Building a Diverse and Inclusive Corporate Culture from Day One

Elevate has shown its commitment to diversity and inclusion by investing time, effort and real resources in its diversity initiative and by becoming a member of the NGLCC. Many NGLCC corporate members are Fortune 500 companies and decades-old brands who have worked on diversity and inclusion for a long time. As demographics have shifted, their task has been to attempt to transform a corporate culture historically dominated by straight, white men, to one that not just values difference but views it as an asset.

Asking leadership to take on such a task, when as a direct result of this process they may have to undermine their own power and pre-dominance, is a huge undertaking. This underlies much of the continued failure of Big Law to make progress in promoting and retaining more women and minorities. It is also the reason that allies must be actively involved in D&I initiatives.

It is arguably easier to build a company that is diverse and inclusive than it is to change a culture imbued with tradition and averse to change. However, one need only look to Silicon Valley to understand that it’s not a given that younger companies and startups will invest in, or be successful at diversity and inclusion. Elevate has chosen to make D&I a priority early on, thereby weaving it into the fabric of the company’s culture. However, we take nothing for granted, and so we understand that inclusiveness doesn’t just happen–one needs to advocate for it and make it a top priority.
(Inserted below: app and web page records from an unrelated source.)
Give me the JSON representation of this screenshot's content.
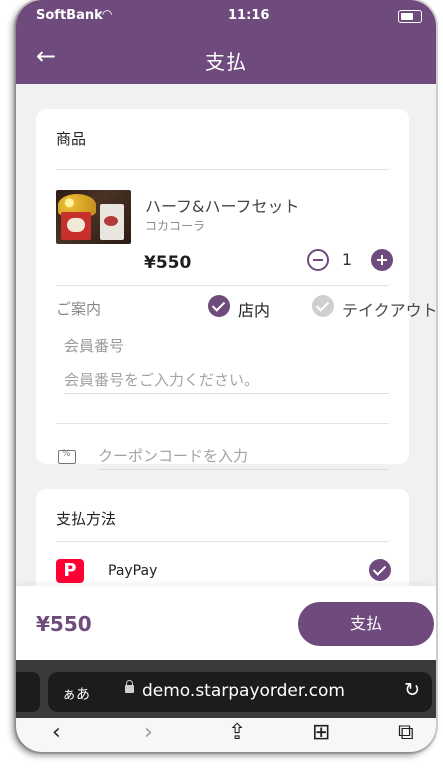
{
  "status_bar": {
    "carrier": "SoftBank",
    "time": "11:16"
  },
  "header": {
    "title": "支払",
    "back_icon": "arrow-left-icon"
  },
  "order_card": {
    "section_title": "商品",
    "item": {
      "name": "ハーフ&ハーフセット",
      "option": "コカコーラ",
      "price": "¥550",
      "quantity": "1"
    },
    "guide_label": "ご案内",
    "dining_options": [
      {
        "label": "店内",
        "selected": true
      },
      {
        "label": "テイクアウト",
        "selected": false
      }
    ],
    "member_label": "会員番号",
    "member_placeholder": "会員番号をご入力ください。",
    "coupon_placeholder": "クーポンコードを入力"
  },
  "payment_card": {
    "section_title": "支払方法",
    "method": {
      "name": "PayPay",
      "selected": true
    }
  },
  "footer": {
    "total": "¥550",
    "pay_label": "支払"
  },
  "browser": {
    "aa_label": "ぁあ",
    "url": "demo.starpayorder.com"
  },
  "colors": {
    "brand": "#6e4b7c",
    "paypay_red": "#ff0033"
  }
}
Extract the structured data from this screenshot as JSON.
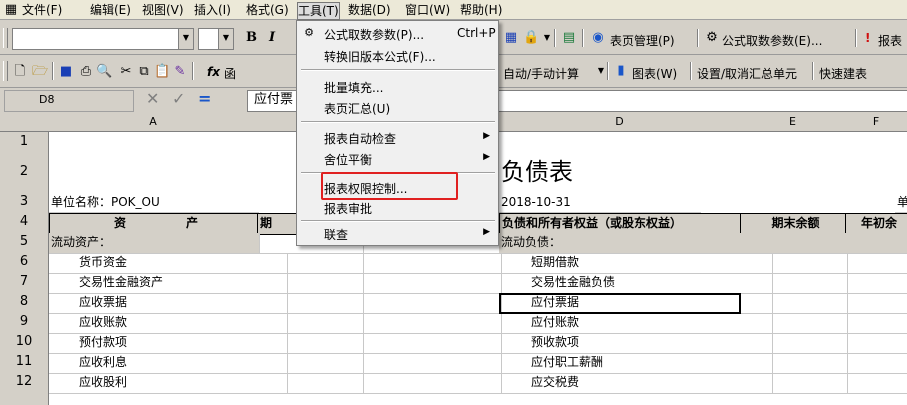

Elevate has chosen to do so as part of its overall mission of creating change in the legal industry, and this makes for an exciting and rewarding challenge.